Twitter banned actress Rose McGowan after she spoke out about Harvey Weinstein, and women are furious.
Twitter has been at the centre of a firestorm of criticism this week following its decision to temporarily suspend actress Rose McGowan's account following her comments about the Harvet Weinstein controversy — and now some women are boycotting the social network in protest.
On Friday, women are being called on to ditch the platform for a day in anger at its approach to speech and abuse. The protest, which is being organised via the hashtag #WomenBoycottTwitter, is being billed as "a day-long Twitter boycott in protest of women's voice being silenced."
According to BuzzFeed, at least 126,000 people have already tweeted with the hashtag — though not all of these will be women planning to participate in the hashtag.

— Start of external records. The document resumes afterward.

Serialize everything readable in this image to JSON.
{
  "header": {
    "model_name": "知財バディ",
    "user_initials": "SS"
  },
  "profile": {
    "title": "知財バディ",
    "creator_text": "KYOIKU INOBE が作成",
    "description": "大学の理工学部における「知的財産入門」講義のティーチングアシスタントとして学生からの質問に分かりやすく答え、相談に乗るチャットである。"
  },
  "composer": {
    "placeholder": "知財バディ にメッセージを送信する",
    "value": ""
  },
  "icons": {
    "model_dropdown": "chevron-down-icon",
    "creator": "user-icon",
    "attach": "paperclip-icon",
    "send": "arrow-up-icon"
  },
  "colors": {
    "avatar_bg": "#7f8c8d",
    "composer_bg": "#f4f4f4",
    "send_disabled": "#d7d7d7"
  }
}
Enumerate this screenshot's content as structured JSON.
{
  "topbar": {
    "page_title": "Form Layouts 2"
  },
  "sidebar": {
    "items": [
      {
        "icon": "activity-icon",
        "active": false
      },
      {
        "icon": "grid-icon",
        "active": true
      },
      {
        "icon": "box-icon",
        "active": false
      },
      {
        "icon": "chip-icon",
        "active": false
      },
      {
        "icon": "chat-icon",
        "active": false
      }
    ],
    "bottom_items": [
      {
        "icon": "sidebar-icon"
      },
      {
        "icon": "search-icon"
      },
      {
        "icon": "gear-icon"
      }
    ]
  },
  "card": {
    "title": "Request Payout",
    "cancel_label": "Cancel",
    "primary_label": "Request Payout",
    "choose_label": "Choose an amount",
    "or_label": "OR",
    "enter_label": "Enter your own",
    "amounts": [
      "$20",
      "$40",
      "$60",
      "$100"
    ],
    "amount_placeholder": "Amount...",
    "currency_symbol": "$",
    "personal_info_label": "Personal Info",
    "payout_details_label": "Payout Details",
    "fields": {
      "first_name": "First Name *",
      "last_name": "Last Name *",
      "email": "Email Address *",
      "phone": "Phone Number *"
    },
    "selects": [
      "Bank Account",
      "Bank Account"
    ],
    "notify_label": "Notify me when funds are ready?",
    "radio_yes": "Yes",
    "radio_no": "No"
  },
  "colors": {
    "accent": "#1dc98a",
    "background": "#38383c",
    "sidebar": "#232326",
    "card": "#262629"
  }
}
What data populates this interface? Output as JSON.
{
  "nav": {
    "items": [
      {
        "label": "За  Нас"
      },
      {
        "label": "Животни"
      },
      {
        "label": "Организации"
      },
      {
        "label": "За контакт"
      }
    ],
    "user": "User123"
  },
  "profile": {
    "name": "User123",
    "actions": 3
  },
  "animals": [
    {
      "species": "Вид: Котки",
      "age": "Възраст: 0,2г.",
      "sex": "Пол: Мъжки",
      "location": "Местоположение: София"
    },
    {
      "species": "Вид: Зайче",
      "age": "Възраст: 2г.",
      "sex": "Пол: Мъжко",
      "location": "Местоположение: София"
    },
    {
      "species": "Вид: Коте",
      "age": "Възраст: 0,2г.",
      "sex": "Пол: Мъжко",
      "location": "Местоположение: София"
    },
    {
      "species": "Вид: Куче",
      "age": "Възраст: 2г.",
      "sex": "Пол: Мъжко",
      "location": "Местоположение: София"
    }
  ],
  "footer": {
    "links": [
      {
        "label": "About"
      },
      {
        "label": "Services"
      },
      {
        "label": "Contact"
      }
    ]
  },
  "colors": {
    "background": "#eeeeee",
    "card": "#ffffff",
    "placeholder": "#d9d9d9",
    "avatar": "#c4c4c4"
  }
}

Some users are using the hashtag to share stories of their experience of abuse on Twitter, and to criticise the social network over its failings in handling the issue.
Some men are also joining the boycott in solidarity, including "Avengers" actor Mark Ruffalo.
Not everyone agrees with the boycott, however, with some suggesting that it would be more effective to share stories and experiences than to voluntarily go silent.
Following the uproar over McGowan's suspension, Twitter said it restricted her accounts because she tweeted out someone's phone number, rather than because of her tweets about sexual harassment in the entertainment industry. But the boycott has since become a larger protest over Twitter's policies and long-standing abuse problem.
Twitter CEO and cofounder Jack Dorsey said in a tweet that the company needs "to be a lot more transparent in our actions in order to build trust."
Meanwhile, the social network's Safety account tweeted: "Twitter is proud to empower and support the voices on our platform, especially those that speak truth to power. We stand with the brave women and men who use Twitter to share their stories, and will work hard every day to improve our processes to protect those voices."